> Work request: For this exercise, write out every entry exactly and leave the pictures out.

** Opening Provided records block **

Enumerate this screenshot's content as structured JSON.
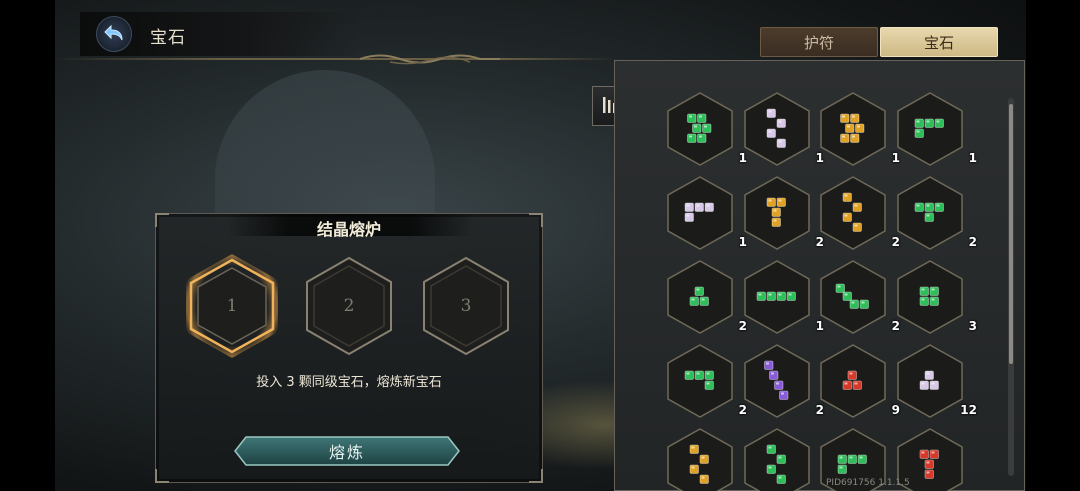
{
  "header": {
    "title": "宝石",
    "back_icon": "back-arrow-icon"
  },
  "tabs": [
    {
      "label": "护符",
      "active": false
    },
    {
      "label": "宝石",
      "active": true
    }
  ],
  "furnace": {
    "title": "结晶熔炉",
    "slots": [
      "1",
      "2",
      "3"
    ],
    "active_slot": 0,
    "hint": "投入 3 颗同级宝石，熔炼新宝石",
    "button_label": "熔炼"
  },
  "filter_icon": "filter-sort-icon",
  "colors": {
    "green": "#2fbf5a",
    "lavender": "#d6c8e6",
    "gold": "#e0a224",
    "purple": "#8a5bd9",
    "red": "#d6392a",
    "tab_active": "#e3d19f",
    "slot_glow": "#e6a24a",
    "button_teal": "#2c5b5c"
  },
  "inventory": {
    "rows": [
      [
        {
          "color": "green",
          "shape": "pyramid",
          "count": "1"
        },
        {
          "color": "lavender",
          "shape": "zigzag",
          "count": "1"
        },
        {
          "color": "gold",
          "shape": "pyramid",
          "count": "1"
        },
        {
          "color": "green",
          "shape": "stairs",
          "count": "1"
        }
      ],
      [
        {
          "color": "lavender",
          "shape": "stairs",
          "count": "1"
        },
        {
          "color": "gold",
          "shape": "tee",
          "count": "2"
        },
        {
          "color": "gold",
          "shape": "zigzag",
          "count": "2"
        },
        {
          "color": "green",
          "shape": "vee",
          "count": "2"
        }
      ],
      [
        {
          "color": "green",
          "shape": "triangle",
          "count": "2"
        },
        {
          "color": "green",
          "shape": "line",
          "count": "1"
        },
        {
          "color": "green",
          "shape": "diag",
          "count": "2"
        },
        {
          "color": "green",
          "shape": "square",
          "count": "3"
        }
      ],
      [
        {
          "color": "green",
          "shape": "hook",
          "count": "2"
        },
        {
          "color": "purple",
          "shape": "diagline",
          "count": "2"
        },
        {
          "color": "red",
          "shape": "triangle",
          "count": "9"
        },
        {
          "color": "lavender",
          "shape": "triangle",
          "count": "12"
        }
      ],
      [
        {
          "color": "gold",
          "shape": "zigzag",
          "count": ""
        },
        {
          "color": "green",
          "shape": "zigzag",
          "count": ""
        },
        {
          "color": "green",
          "shape": "stairs",
          "count": ""
        },
        {
          "color": "red",
          "shape": "tee",
          "count": ""
        }
      ]
    ]
  },
  "footer": {
    "build": "PID691756  1.1.1.5"
  }
}
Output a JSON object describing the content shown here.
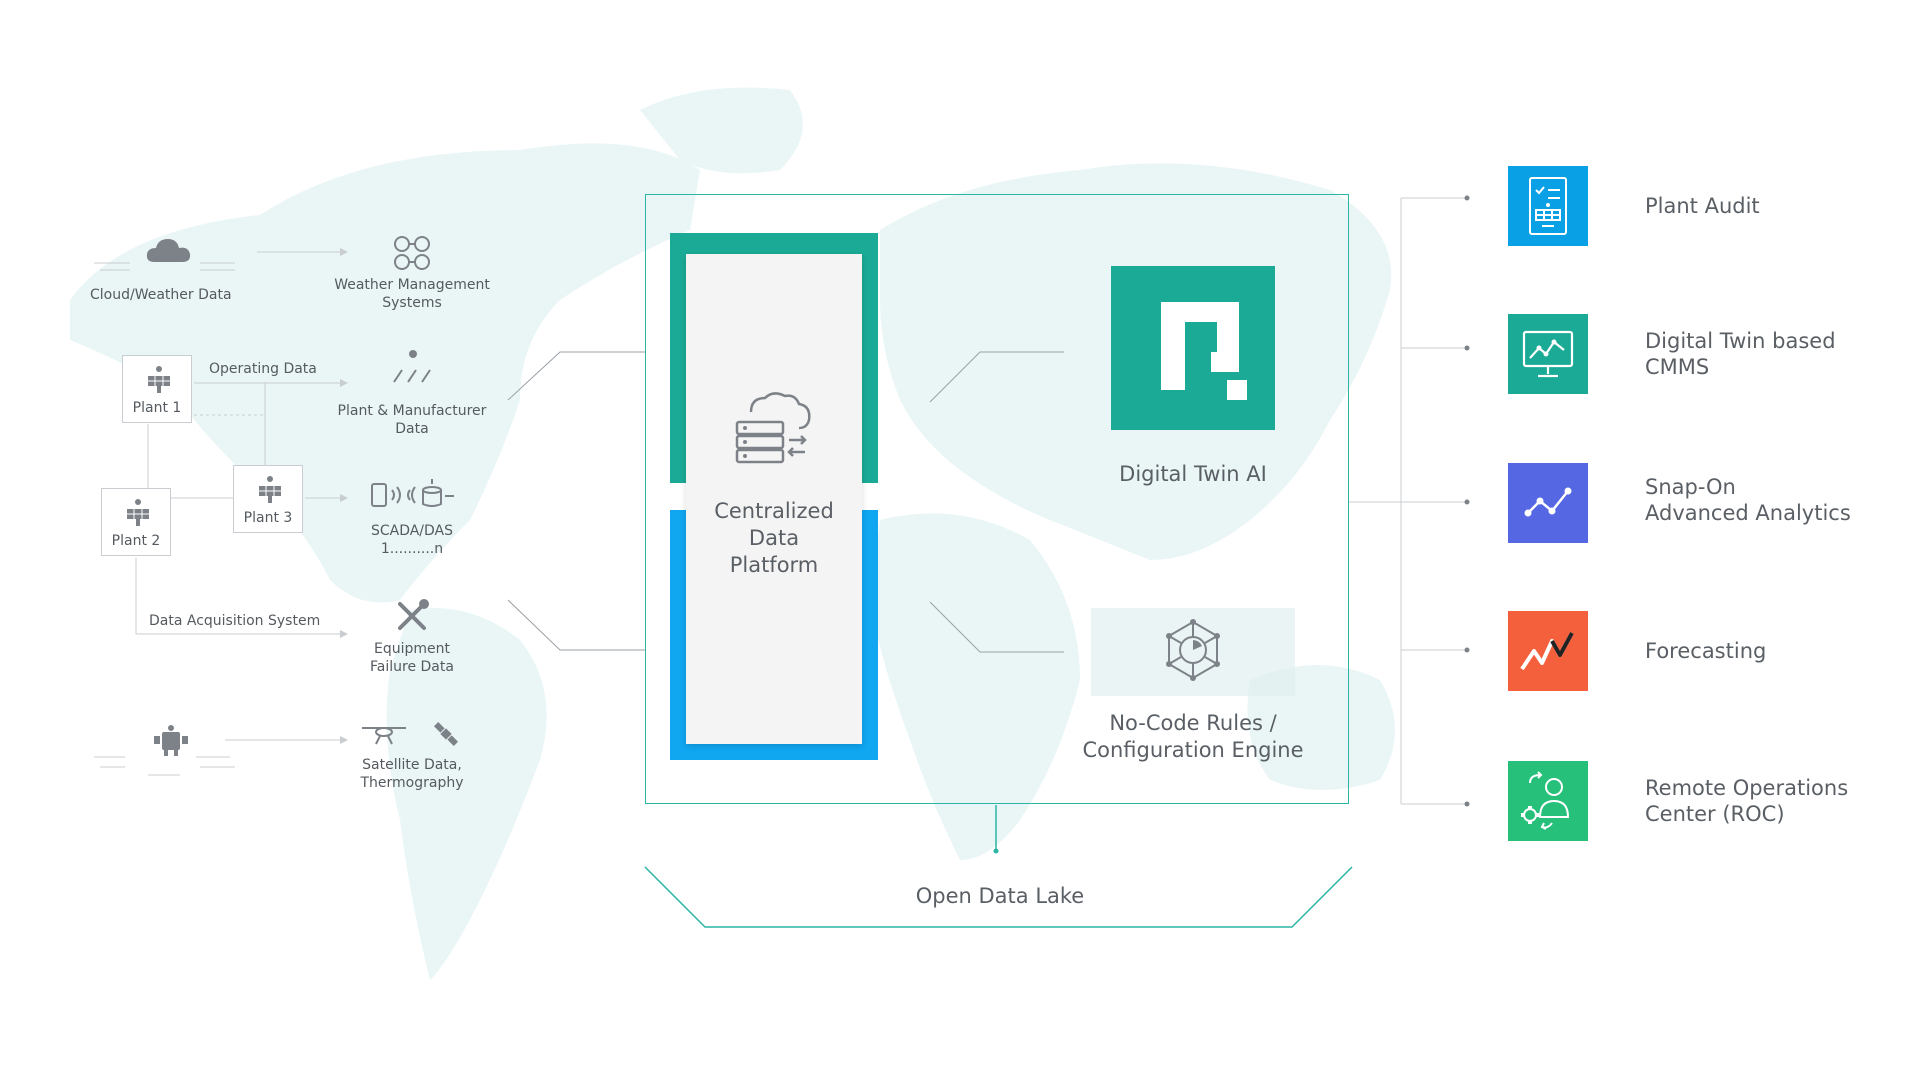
{
  "sources": {
    "cloud_weather": "Cloud/Weather Data",
    "operating_data": "Operating Data",
    "data_acquisition": "Data Acquisition System",
    "plant1": "Plant 1",
    "plant2": "Plant 2",
    "plant3": "Plant 3"
  },
  "data_types": {
    "weather_mgmt_1": "Weather Management",
    "weather_mgmt_2": "Systems",
    "plant_mfr_1": "Plant & Manufacturer",
    "plant_mfr_2": "Data",
    "scada_1": "SCADA/DAS",
    "scada_2": "1..........n",
    "equipment_1": "Equipment",
    "equipment_2": "Failure Data",
    "satellite_1": "Satellite Data,",
    "satellite_2": "Thermography"
  },
  "center": {
    "cdp_1": "Centralized",
    "cdp_2": "Data",
    "cdp_3": "Platform",
    "digital_twin": "Digital Twin AI",
    "rules_1": "No-Code Rules /",
    "rules_2": "Configuration Engine",
    "data_lake": "Open Data Lake"
  },
  "outputs": [
    {
      "line1": "Plant Audit",
      "line2": "",
      "color": "#0aa0e6",
      "icon": "audit-document-icon"
    },
    {
      "line1": "Digital Twin based",
      "line2": "CMMS",
      "color": "#1aaa95",
      "icon": "monitor-chart-icon"
    },
    {
      "line1": "Snap-On",
      "line2": "Advanced Analytics",
      "color": "#5567e2",
      "icon": "analytics-line-icon"
    },
    {
      "line1": "Forecasting",
      "line2": "",
      "color": "#f4603c",
      "icon": "forecast-zigzag-icon"
    },
    {
      "line1": "Remote Operations",
      "line2": "Center (ROC)",
      "color": "#27c07b",
      "icon": "operator-gear-icon"
    }
  ],
  "colors": {
    "teal": "#1aaa95",
    "blue": "#10a6f0",
    "map": "#eaf6f6",
    "line": "#c9ccd0"
  }
}
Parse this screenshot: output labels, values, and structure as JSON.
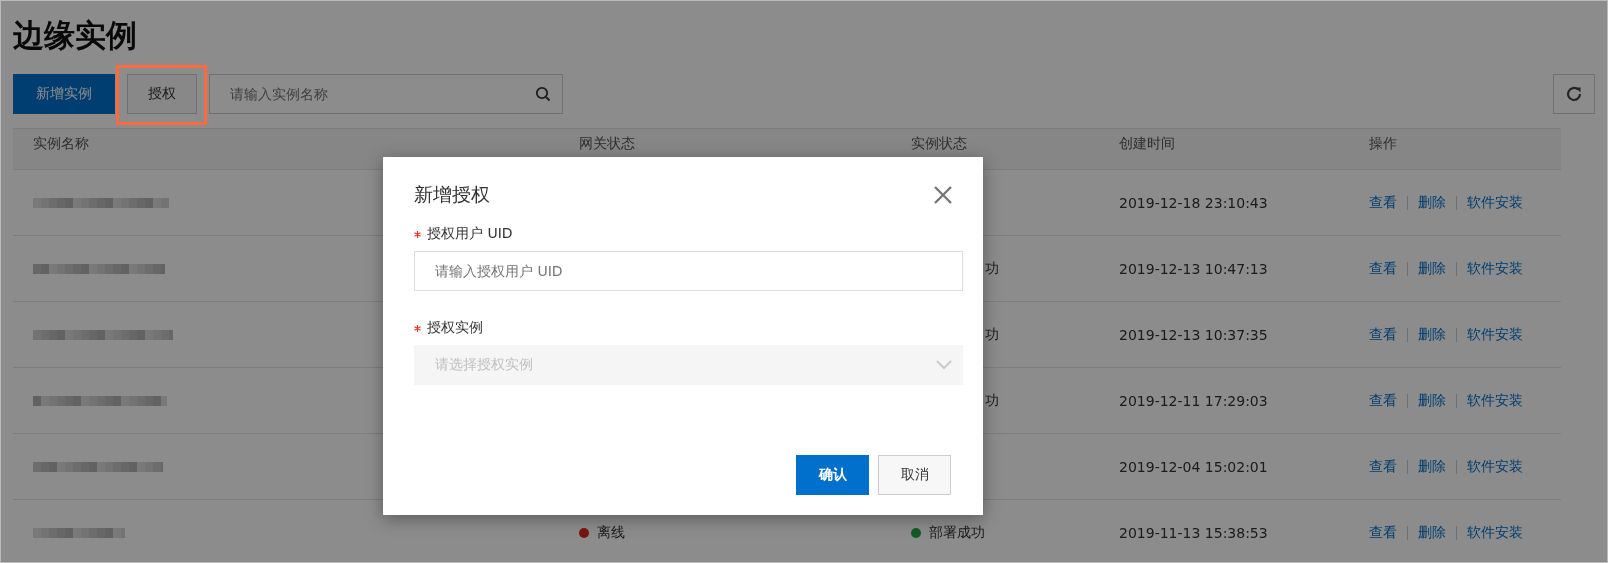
{
  "page_title": "边缘实例",
  "toolbar": {
    "add_button": "新增实例",
    "auth_button": "授权",
    "auth_highlighted": true,
    "search": {
      "placeholder": "请输入实例名称"
    }
  },
  "table": {
    "columns": [
      "实例名称",
      "网关状态",
      "实例状态",
      "创建时间",
      "操作"
    ],
    "rows": [
      {
        "created": "2019-12-18 23:10:43",
        "actions": [
          "查看",
          "删除",
          "软件安装"
        ]
      },
      {
        "instance_status": {
          "text": "功",
          "clipped_left": true
        },
        "created": "2019-12-13 10:47:13",
        "actions": [
          "查看",
          "删除",
          "软件安装"
        ]
      },
      {
        "instance_status": {
          "text": "功",
          "clipped_left": true
        },
        "created": "2019-12-13 10:37:35",
        "actions": [
          "查看",
          "删除",
          "软件安装"
        ]
      },
      {
        "instance_status": {
          "text": "功",
          "clipped_left": true
        },
        "created": "2019-12-11 17:29:03",
        "actions": [
          "查看",
          "删除",
          "软件安装"
        ]
      },
      {
        "created": "2019-12-04 15:02:01",
        "actions": [
          "查看",
          "删除",
          "软件安装"
        ]
      },
      {
        "gateway_status": {
          "text": "离线",
          "color": "#7a1410"
        },
        "instance_status": {
          "text": "部署成功",
          "color": "#145a24",
          "clipped_left": false
        },
        "created": "2019-11-13 15:38:53",
        "actions": [
          "查看",
          "删除",
          "软件安装"
        ]
      }
    ]
  },
  "dialog": {
    "title": "新增授权",
    "fields": [
      {
        "kind": "input",
        "label": "授权用户 UID",
        "required": true,
        "placeholder": "请输入授权用户 UID",
        "disabled": false
      },
      {
        "kind": "select",
        "label": "授权实例",
        "required": true,
        "placeholder": "请选择授权实例",
        "disabled": true
      }
    ],
    "buttons": [
      {
        "label": "确认",
        "primary": true
      },
      {
        "label": "取消",
        "primary": false
      }
    ]
  }
}
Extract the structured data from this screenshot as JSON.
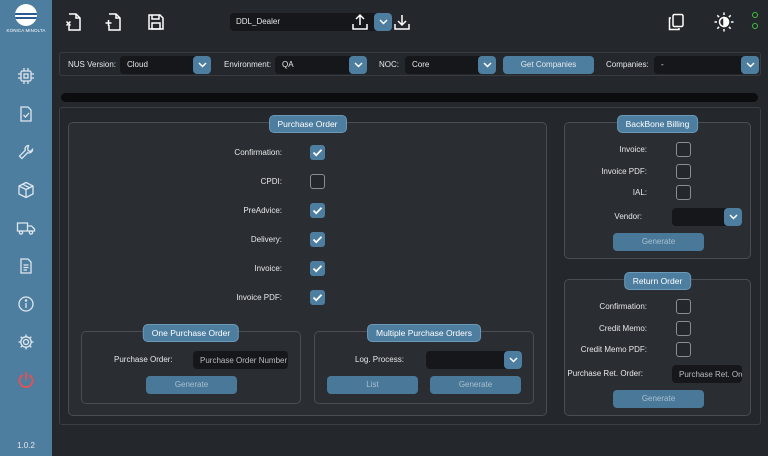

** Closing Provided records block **

> Response below:
Enumerate this screenshot's content as structured JSON.
{
  "header": {
    "title": "宝石",
    "back_icon": "back-arrow-icon"
  },
  "tabs": [
    {
      "label": "护符",
      "active": false
    },
    {
      "label": "宝石",
      "active": true
    }
  ],
  "furnace": {
    "title": "结晶熔炉",
    "slots": [
      "1",
      "2",
      "3"
    ],
    "active_slot": 0,
    "hint": "投入 3 颗同级宝石，熔炼新宝石",
    "button_label": "熔炼"
  },
  "filter_icon": "filter-sort-icon",
  "colors": {
    "green": "#2fbf5a",
    "lavender": "#d6c8e6",
    "gold": "#e0a224",
    "purple": "#8a5bd9",
    "red": "#d6392a",
    "tab_active": "#e3d19f",
    "slot_glow": "#e6a24a",
    "button_teal": "#2c5b5c"
  },
  "inventory": {
    "rows": [
      [
        {
          "color": "green",
          "shape": "pyramid",
          "count": "1"
        },
        {
          "color": "lavender",
          "shape": "zigzag",
          "count": "1"
        },
        {
          "color": "gold",
          "shape": "pyramid",
          "count": "1"
        },
        {
          "color": "green",
          "shape": "stairs",
          "count": "1"
        }
      ],
      [
        {
          "color": "lavender",
          "shape": "stairs",
          "count": "1"
        },
        {
          "color": "gold",
          "shape": "tee",
          "count": "2"
        },
        {
          "color": "gold",
          "shape": "zigzag",
          "count": "2"
        },
        {
          "color": "green",
          "shape": "vee",
          "count": "2"
        }
      ],
      [
        {
          "color": "green",
          "shape": "triangle",
          "count": "2"
        },
        {
          "color": "green",
          "shape": "line",
          "count": "1"
        },
        {
          "color": "green",
          "shape": "diag",
          "count": "2"
        },
        {
          "color": "green",
          "shape": "square",
          "count": "3"
        }
      ],
      [
        {
          "color": "green",
          "shape": "hook",
          "count": "2"
        },
        {
          "color": "purple",
          "shape": "diagline",
          "count": "2"
        },
        {
          "color": "red",
          "shape": "triangle",
          "count": "9"
        },
        {
          "color": "lavender",
          "shape": "triangle",
          "count": "12"
        }
      ],
      [
        {
          "color": "gold",
          "shape": "zigzag",
          "count": ""
        },
        {
          "color": "green",
          "shape": "zigzag",
          "count": ""
        },
        {
          "color": "green",
          "shape": "stairs",
          "count": ""
        },
        {
          "color": "red",
          "shape": "tee",
          "count": ""
        }
      ]
    ]
  },
  "footer": {
    "build": "PID691756  1.1.1.5"
  }
}
Output a JSON object describing the content shown here.
{
  "sources": {
    "cloud_weather": "Cloud/Weather Data",
    "operating_data": "Operating Data",
    "data_acquisition": "Data Acquisition System",
    "plant1": "Plant 1",
    "plant2": "Plant 2",
    "plant3": "Plant 3"
  },
  "data_types": {
    "weather_mgmt_1": "Weather Management",
    "weather_mgmt_2": "Systems",
    "plant_mfr_1": "Plant & Manufacturer",
    "plant_mfr_2": "Data",
    "scada_1": "SCADA/DAS",
    "scada_2": "1..........n",
    "equipment_1": "Equipment",
    "equipment_2": "Failure Data",
    "satellite_1": "Satellite Data,",
    "satellite_2": "Thermography"
  },
  "center": {
    "cdp_1": "Centralized",
    "cdp_2": "Data",
    "cdp_3": "Platform",
    "digital_twin": "Digital Twin AI",
    "rules_1": "No-Code Rules /",
    "rules_2": "Configuration Engine",
    "data_lake": "Open Data Lake"
  },
  "outputs": [
    {
      "line1": "Plant Audit",
      "line2": "",
      "color": "#0aa0e6",
      "icon": "audit-document-icon"
    },
    {
      "line1": "Digital Twin based",
      "line2": "CMMS",
      "color": "#1aaa95",
      "icon": "monitor-chart-icon"
    },
    {
      "line1": "Snap-On",
      "line2": "Advanced Analytics",
      "color": "#5567e2",
      "icon": "analytics-line-icon"
    },
    {
      "line1": "Forecasting",
      "line2": "",
      "color": "#f4603c",
      "icon": "forecast-zigzag-icon"
    },
    {
      "line1": "Remote Operations",
      "line2": "Center (ROC)",
      "color": "#27c07b",
      "icon": "operator-gear-icon"
    }
  ],
  "colors": {
    "teal": "#1aaa95",
    "blue": "#10a6f0",
    "map": "#eaf6f6",
    "line": "#c9ccd0"
  }
}
Parse this screenshot: output labels, values, and structure as JSON.
{
  "page_title": "边缘实例",
  "toolbar": {
    "add_button": "新增实例",
    "auth_button": "授权",
    "auth_highlighted": true,
    "search": {
      "placeholder": "请输入实例名称"
    }
  },
  "table": {
    "columns": [
      "实例名称",
      "网关状态",
      "实例状态",
      "创建时间",
      "操作"
    ],
    "rows": [
      {
        "created": "2019-12-18 23:10:43",
        "actions": [
          "查看",
          "删除",
          "软件安装"
        ]
      },
      {
        "instance_status": {
          "text": "功",
          "clipped_left": true
        },
        "created": "2019-12-13 10:47:13",
        "actions": [
          "查看",
          "删除",
          "软件安装"
        ]
      },
      {
        "instance_status": {
          "text": "功",
          "clipped_left": true
        },
        "created": "2019-12-13 10:37:35",
        "actions": [
          "查看",
          "删除",
          "软件安装"
        ]
      },
      {
        "instance_status": {
          "text": "功",
          "clipped_left": true
        },
        "created": "2019-12-11 17:29:03",
        "actions": [
          "查看",
          "删除",
          "软件安装"
        ]
      },
      {
        "created": "2019-12-04 15:02:01",
        "actions": [
          "查看",
          "删除",
          "软件安装"
        ]
      },
      {
        "gateway_status": {
          "text": "离线",
          "color": "#7a1410"
        },
        "instance_status": {
          "text": "部署成功",
          "color": "#145a24",
          "clipped_left": false
        },
        "created": "2019-11-13 15:38:53",
        "actions": [
          "查看",
          "删除",
          "软件安装"
        ]
      }
    ]
  },
  "dialog": {
    "title": "新增授权",
    "fields": [
      {
        "kind": "input",
        "label": "授权用户 UID",
        "required": true,
        "placeholder": "请输入授权用户 UID",
        "disabled": false
      },
      {
        "kind": "select",
        "label": "授权实例",
        "required": true,
        "placeholder": "请选择授权实例",
        "disabled": true
      }
    ],
    "buttons": [
      {
        "label": "确认",
        "primary": true
      },
      {
        "label": "取消",
        "primary": false
      }
    ]
  }
}
Extract the structured data from this screenshot as JSON.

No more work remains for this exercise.